(Source records Opens)
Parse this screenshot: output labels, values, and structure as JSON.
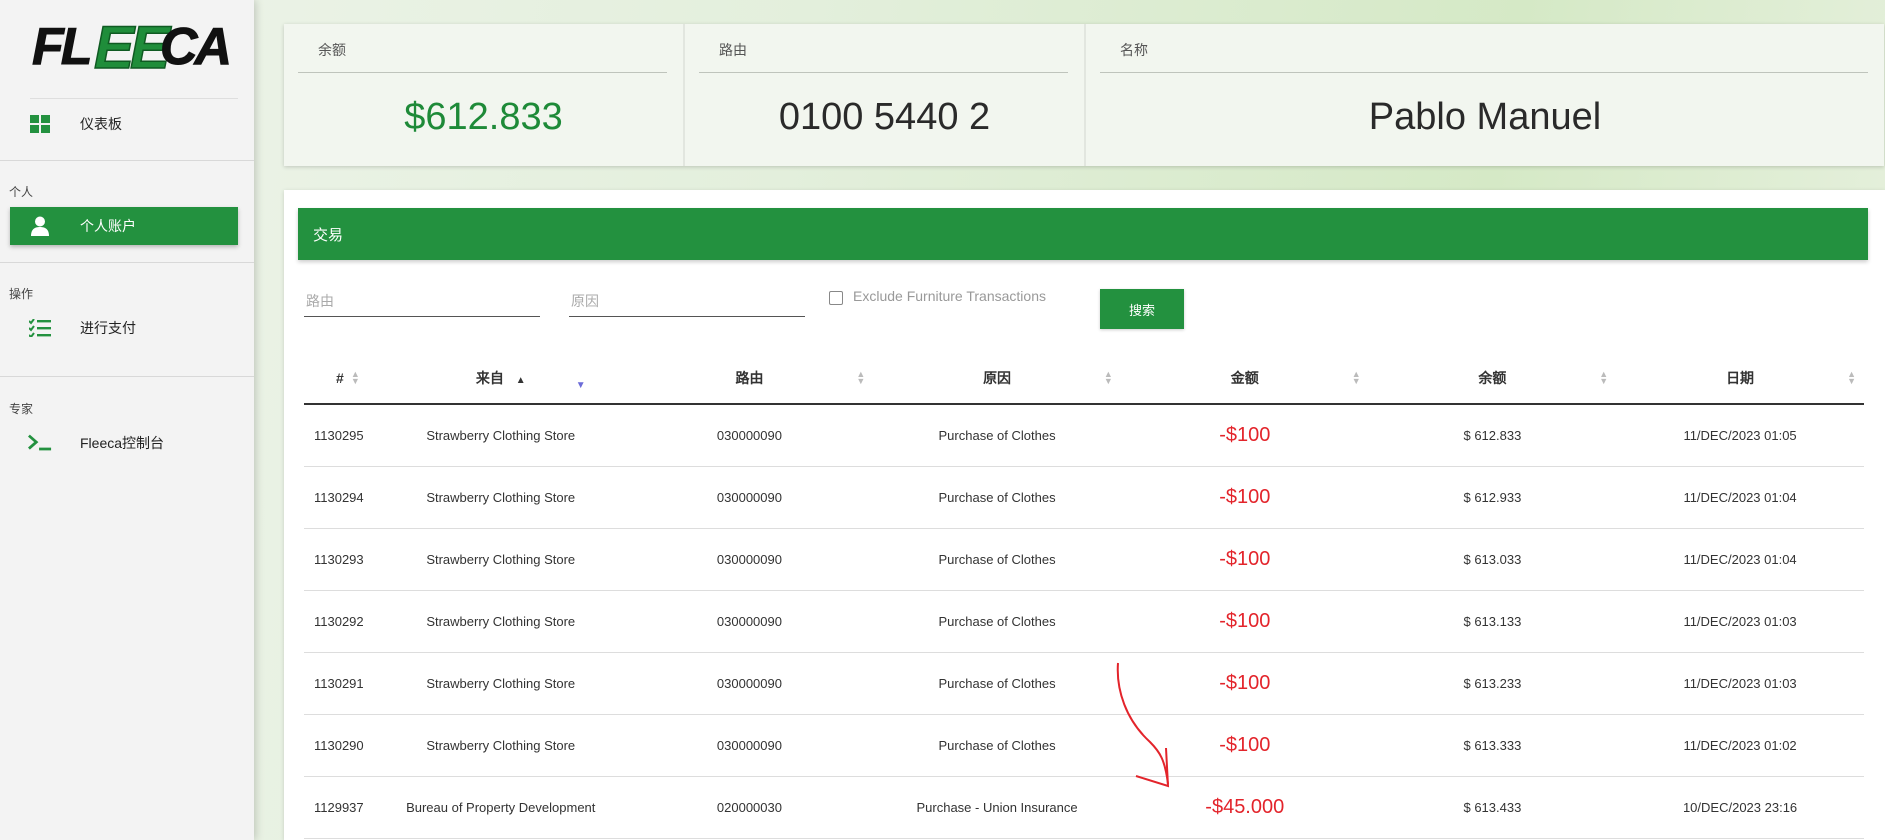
{
  "sidebar": {
    "logo_text": "FLEECA",
    "items": [
      {
        "label": "仪表板",
        "icon": "dashboard-grid-icon"
      },
      {
        "label": "个人账户",
        "icon": "user-icon",
        "active": true
      },
      {
        "label": "进行支付",
        "icon": "list-check-icon"
      },
      {
        "label": "Fleeca控制台",
        "icon": "terminal-icon"
      }
    ],
    "sections": [
      "个人",
      "操作",
      "专家"
    ]
  },
  "cards": {
    "balance": {
      "title": "余额",
      "value": "$612.833"
    },
    "routing": {
      "title": "路由",
      "value": "0100 5440 2"
    },
    "name": {
      "title": "名称",
      "value": "Pablo Manuel"
    }
  },
  "transactions": {
    "header": "交易",
    "filters": {
      "routing_placeholder": "路由",
      "reason_placeholder": "原因",
      "exclude_label": "Exclude Furniture Transactions",
      "search_label": "搜索"
    },
    "columns": [
      "#",
      "来自",
      "路由",
      "原因",
      "金额",
      "余额",
      "日期"
    ],
    "rows": [
      {
        "id": "1130295",
        "from": "Strawberry Clothing Store",
        "routing": "030000090",
        "reason": "Purchase of Clothes",
        "amount": "-$100",
        "balance": "$ 612.833",
        "date": "11/DEC/2023 01:05"
      },
      {
        "id": "1130294",
        "from": "Strawberry Clothing Store",
        "routing": "030000090",
        "reason": "Purchase of Clothes",
        "amount": "-$100",
        "balance": "$ 612.933",
        "date": "11/DEC/2023 01:04"
      },
      {
        "id": "1130293",
        "from": "Strawberry Clothing Store",
        "routing": "030000090",
        "reason": "Purchase of Clothes",
        "amount": "-$100",
        "balance": "$ 613.033",
        "date": "11/DEC/2023 01:04"
      },
      {
        "id": "1130292",
        "from": "Strawberry Clothing Store",
        "routing": "030000090",
        "reason": "Purchase of Clothes",
        "amount": "-$100",
        "balance": "$ 613.133",
        "date": "11/DEC/2023 01:03"
      },
      {
        "id": "1130291",
        "from": "Strawberry Clothing Store",
        "routing": "030000090",
        "reason": "Purchase of Clothes",
        "amount": "-$100",
        "balance": "$ 613.233",
        "date": "11/DEC/2023 01:03"
      },
      {
        "id": "1130290",
        "from": "Strawberry Clothing Store",
        "routing": "030000090",
        "reason": "Purchase of Clothes",
        "amount": "-$100",
        "balance": "$ 613.333",
        "date": "11/DEC/2023 01:02"
      },
      {
        "id": "1129937",
        "from": "Bureau of Property Development",
        "routing": "020000030",
        "reason": "Purchase - Union Insurance",
        "amount": "-$45.000",
        "balance": "$ 613.433",
        "date": "10/DEC/2023 23:16"
      }
    ]
  },
  "colors": {
    "accent": "#23913f",
    "negative": "#e3242b",
    "annotation": "#e3242b"
  }
}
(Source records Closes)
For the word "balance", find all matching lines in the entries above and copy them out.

    "balance": {
        "balance": "$ 612.833",
        "balance": "$ 612.933",
        "balance": "$ 613.033",
        "balance": "$ 613.133",
        "balance": "$ 613.233",
        "balance": "$ 613.333",
        "balance": "$ 613.433",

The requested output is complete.